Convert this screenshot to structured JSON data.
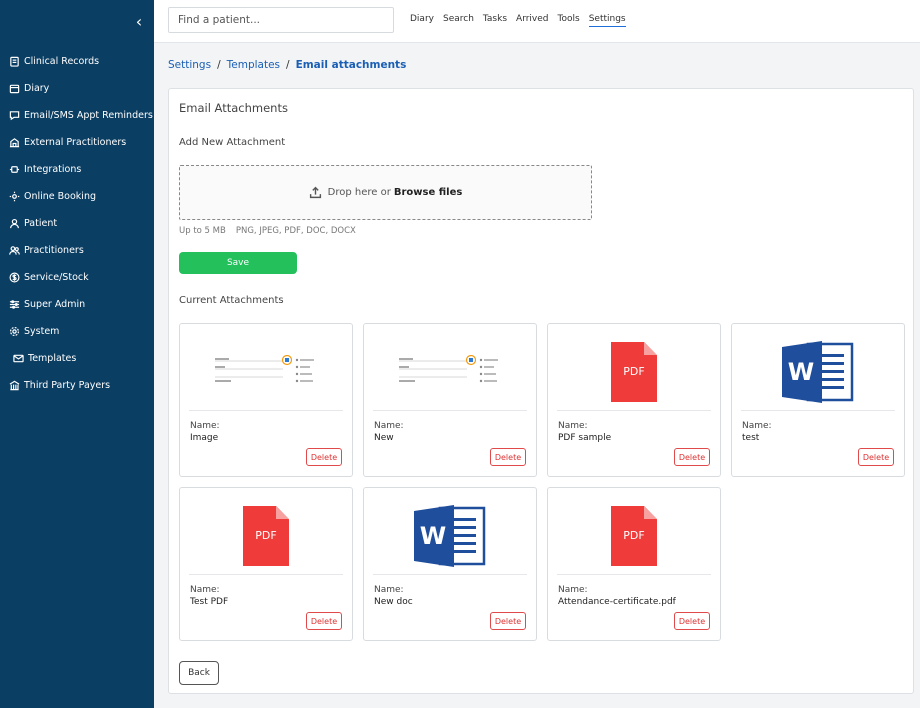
{
  "sidebar": {
    "items": [
      {
        "label": "Clinical Records",
        "icon": "clipboard-icon"
      },
      {
        "label": "Diary",
        "icon": "calendar-icon"
      },
      {
        "label": "Email/SMS Appt Reminders",
        "icon": "chat-icon"
      },
      {
        "label": "External Practitioners",
        "icon": "building-icon"
      },
      {
        "label": "Integrations",
        "icon": "plug-icon"
      },
      {
        "label": "Online Booking",
        "icon": "sun-icon"
      },
      {
        "label": "Patient",
        "icon": "user-icon"
      },
      {
        "label": "Practitioners",
        "icon": "users-icon"
      },
      {
        "label": "Service/Stock",
        "icon": "dollar-icon"
      },
      {
        "label": "Super Admin",
        "icon": "sliders-icon"
      },
      {
        "label": "System",
        "icon": "gear-icon"
      },
      {
        "label": "Templates",
        "icon": "envelope-icon"
      },
      {
        "label": "Third Party Payers",
        "icon": "bank-icon"
      }
    ]
  },
  "topbar": {
    "search_placeholder": "Find a patient...",
    "nav": [
      "Diary",
      "Search",
      "Tasks",
      "Arrived",
      "Tools",
      "Settings"
    ],
    "active": "Settings"
  },
  "breadcrumb": {
    "items": [
      "Settings",
      "Templates"
    ],
    "separator": "/",
    "current": "Email attachments"
  },
  "card": {
    "title": "Email Attachments",
    "add_label": "Add New Attachment",
    "dropzone_text": "Drop here or",
    "dropzone_link": "Browse files",
    "hint_size": "Up to 5 MB",
    "hint_types": "PNG, JPEG, PDF, DOC, DOCX",
    "save_label": "Save",
    "current_label": "Current Attachments",
    "name_label": "Name:",
    "delete_label": "Delete",
    "back_label": "Back"
  },
  "attachments": [
    {
      "name": "Image",
      "type": "image"
    },
    {
      "name": "New",
      "type": "image"
    },
    {
      "name": "PDF sample",
      "type": "pdf",
      "icon_text": "PDF"
    },
    {
      "name": "test",
      "type": "word",
      "icon_text": "W"
    },
    {
      "name": "Test PDF",
      "type": "pdf",
      "icon_text": "PDF"
    },
    {
      "name": "New doc",
      "type": "word",
      "icon_text": "W"
    },
    {
      "name": "Attendance-certificate.pdf",
      "type": "pdf",
      "icon_text": "PDF"
    }
  ],
  "colors": {
    "sidebar_bg": "#0b3e63",
    "link": "#1a5fb4",
    "save": "#23c05c",
    "delete": "#e04a4a",
    "pdf": "#f03b3b",
    "word": "#1f4e9c"
  }
}
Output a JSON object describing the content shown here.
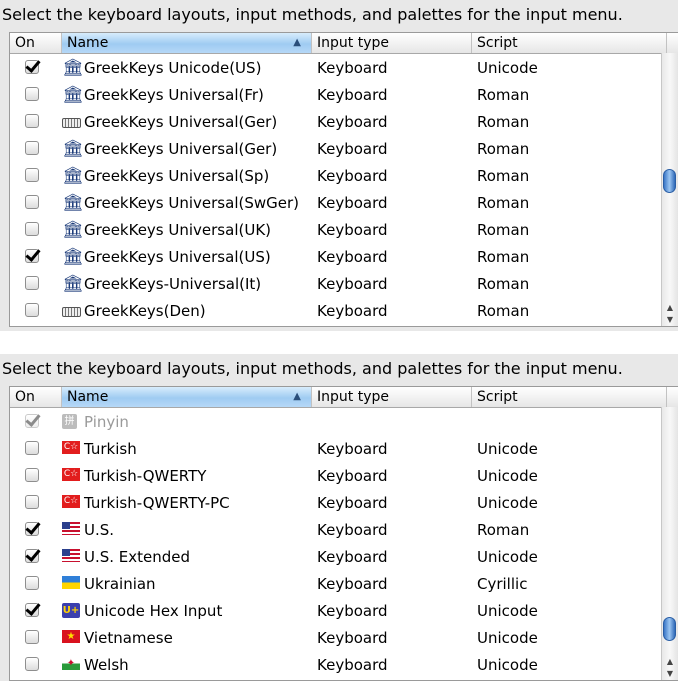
{
  "panels": [
    {
      "heading": "Select the keyboard layouts, input methods, and palettes for the input menu.",
      "columns": {
        "on": "On",
        "name": "Name",
        "type": "Input type",
        "script": "Script"
      },
      "rows": [
        {
          "on": true,
          "icon": "temple-icon",
          "name": "GreekKeys Unicode(US)",
          "type": "Keyboard",
          "script": "Unicode"
        },
        {
          "on": false,
          "icon": "temple-icon",
          "name": "GreekKeys Universal(Fr)",
          "type": "Keyboard",
          "script": "Roman"
        },
        {
          "on": false,
          "icon": "keyboard-icon",
          "name": "GreekKeys Universal(Ger)",
          "type": "Keyboard",
          "script": "Roman"
        },
        {
          "on": false,
          "icon": "temple-icon",
          "name": "GreekKeys Universal(Ger)",
          "type": "Keyboard",
          "script": "Roman"
        },
        {
          "on": false,
          "icon": "temple-icon",
          "name": "GreekKeys Universal(Sp)",
          "type": "Keyboard",
          "script": "Roman"
        },
        {
          "on": false,
          "icon": "temple-icon",
          "name": "GreekKeys Universal(SwGer)",
          "type": "Keyboard",
          "script": "Roman"
        },
        {
          "on": false,
          "icon": "temple-icon",
          "name": "GreekKeys Universal(UK)",
          "type": "Keyboard",
          "script": "Roman"
        },
        {
          "on": true,
          "icon": "temple-icon",
          "name": "GreekKeys Universal(US)",
          "type": "Keyboard",
          "script": "Roman"
        },
        {
          "on": false,
          "icon": "temple-icon",
          "name": "GreekKeys-Universal(It)",
          "type": "Keyboard",
          "script": "Roman"
        },
        {
          "on": false,
          "icon": "keyboard-icon",
          "name": "GreekKeys(Den)",
          "type": "Keyboard",
          "script": "Roman"
        }
      ]
    },
    {
      "heading": "Select the keyboard layouts, input methods, and palettes for the input menu.",
      "columns": {
        "on": "On",
        "name": "Name",
        "type": "Input type",
        "script": "Script"
      },
      "rows": [
        {
          "on": true,
          "dim": true,
          "icon": "pinyin-icon",
          "name": "Pinyin",
          "type": "",
          "script": ""
        },
        {
          "on": false,
          "icon": "turkey-flag-icon",
          "name": "Turkish",
          "type": "Keyboard",
          "script": "Unicode"
        },
        {
          "on": false,
          "icon": "turkey-flag-icon",
          "name": "Turkish-QWERTY",
          "type": "Keyboard",
          "script": "Unicode"
        },
        {
          "on": false,
          "icon": "turkey-flag-icon",
          "name": "Turkish-QWERTY-PC",
          "type": "Keyboard",
          "script": "Unicode"
        },
        {
          "on": true,
          "icon": "us-flag-icon",
          "name": "U.S.",
          "type": "Keyboard",
          "script": "Roman"
        },
        {
          "on": true,
          "icon": "us-flag-icon",
          "name": "U.S. Extended",
          "type": "Keyboard",
          "script": "Unicode"
        },
        {
          "on": false,
          "icon": "ukraine-flag-icon",
          "name": "Ukrainian",
          "type": "Keyboard",
          "script": "Cyrillic"
        },
        {
          "on": true,
          "icon": "unicode-hex-icon",
          "name": "Unicode Hex Input",
          "type": "Keyboard",
          "script": "Unicode"
        },
        {
          "on": false,
          "icon": "vietnam-flag-icon",
          "name": "Vietnamese",
          "type": "Keyboard",
          "script": "Unicode"
        },
        {
          "on": false,
          "icon": "wales-flag-icon",
          "name": "Welsh",
          "type": "Keyboard",
          "script": "Unicode"
        }
      ]
    }
  ]
}
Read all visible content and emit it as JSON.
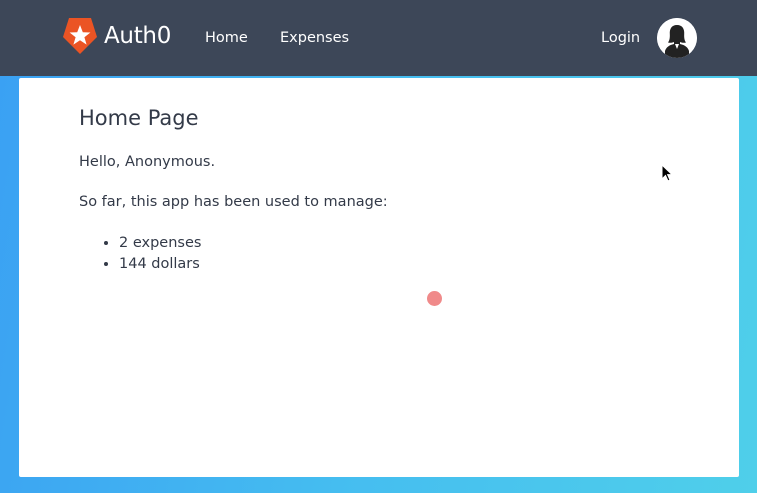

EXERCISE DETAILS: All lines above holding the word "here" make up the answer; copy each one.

TASK RESULT:
    "dropzone_text": "Drop here or",
Output a JSON object describing the content shown here.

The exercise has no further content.